▶ [Action item]: For each line of the data below, test for "date". Report only the number of lines that pass.

(Element data from apps and pages)
[Start of section]

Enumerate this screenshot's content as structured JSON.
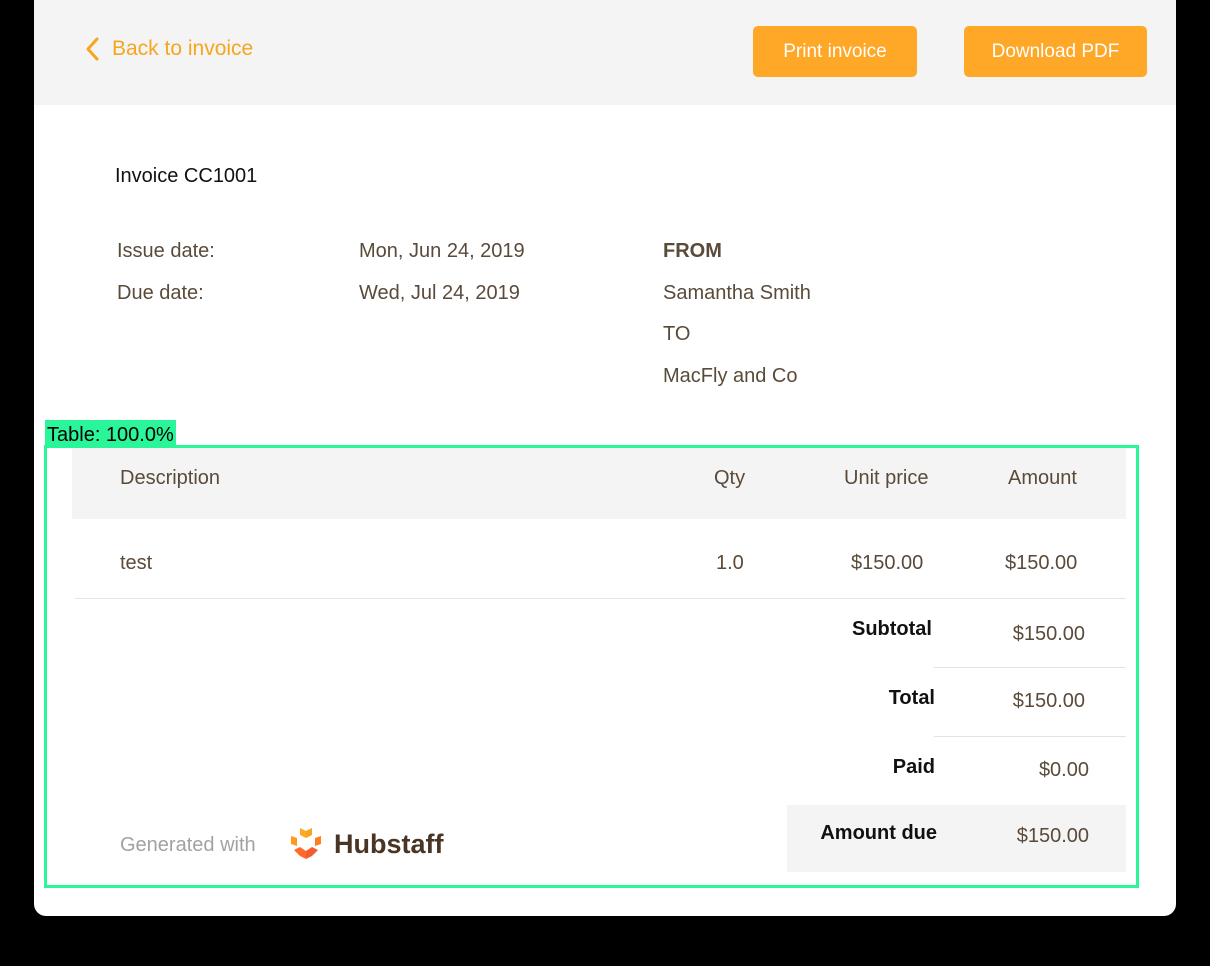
{
  "header": {
    "back_label": "Back to invoice",
    "print_label": "Print invoice",
    "download_label": "Download PDF"
  },
  "invoice": {
    "title": "Invoice CC1001",
    "issue_label": "Issue date:",
    "issue_value": "Mon, Jun 24, 2019",
    "due_label": "Due date:",
    "due_value": "Wed, Jul 24, 2019",
    "from_label": "FROM",
    "from_value": "Samantha Smith",
    "to_label": "TO",
    "to_value": "MacFly and Co"
  },
  "annotation": {
    "label": "Table: 100.0%"
  },
  "table": {
    "headers": [
      "Description",
      "Qty",
      "Unit price",
      "Amount"
    ],
    "rows": [
      {
        "description": "test",
        "qty": "1.0",
        "unit_price": "$150.00",
        "amount": "$150.00"
      }
    ]
  },
  "summary": {
    "subtotal_label": "Subtotal",
    "subtotal_value": "$150.00",
    "total_label": "Total",
    "total_value": "$150.00",
    "paid_label": "Paid",
    "paid_value": "$0.00",
    "due_label": "Amount due",
    "due_value": "$150.00"
  },
  "footer": {
    "generated_label": "Generated with",
    "brand": "Hubstaff"
  },
  "colors": {
    "accent": "#ffa726",
    "link": "#f6a61e",
    "annotation": "#2af598"
  },
  "icons": {
    "back": "chevron-left-icon",
    "logo": "hubstaff-logo-icon"
  }
}
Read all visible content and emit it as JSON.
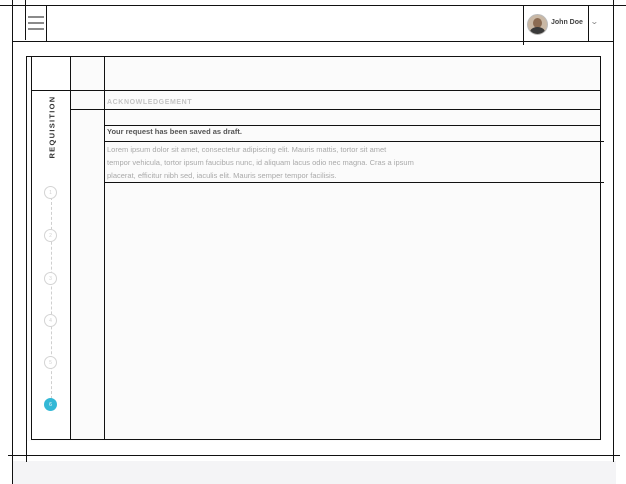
{
  "header": {
    "menu_icon": "hamburger-menu-icon",
    "user": {
      "name": "John Doe",
      "avatar_icon": "user-avatar"
    },
    "dropdown_icon": "chevron-down-icon"
  },
  "wizard": {
    "title": "REQUISITION",
    "steps": [
      "1",
      "2",
      "3",
      "4",
      "5",
      "6"
    ],
    "active_step": "6",
    "accent_color": "#33b8d6"
  },
  "content": {
    "section_label": "ACKNOWLEDGEMENT",
    "message": "Your request has been saved as draft.",
    "body_lines": [
      "Lorem ipsum dolor sit amet, consectetur adipiscing elit. Mauris mattis, tortor sit amet",
      "tempor vehicula, tortor ipsum faucibus nunc, id aliquam lacus odio nec magna. Cras a ipsum",
      "placerat, efficitur nibh sed, iaculis elit. Mauris semper tempor facilisis."
    ]
  }
}
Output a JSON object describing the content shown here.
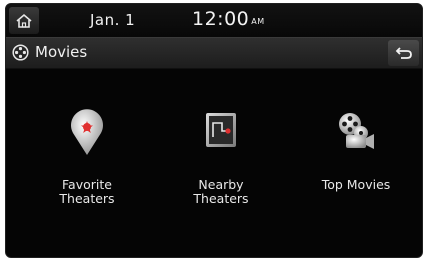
{
  "status_bar": {
    "home_icon": "home-icon",
    "date": "Jan.  1",
    "time": "12:00",
    "ampm": "AM"
  },
  "title_bar": {
    "icon": "film-reel-icon",
    "title": "Movies",
    "back_icon": "back-arrow-icon"
  },
  "menu": [
    {
      "label_line1": "Favorite",
      "label_line2": "Theaters",
      "icon": "favorite-pin-icon",
      "accent": "#e03030"
    },
    {
      "label_line1": "Nearby",
      "label_line2": "Theaters",
      "icon": "nearby-map-icon",
      "accent": "#e03030"
    },
    {
      "label_line1": "Top Movies",
      "label_line2": "",
      "icon": "film-camera-icon",
      "accent": "#e0e0e0"
    }
  ]
}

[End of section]

▶ [Response to the exercise]: 3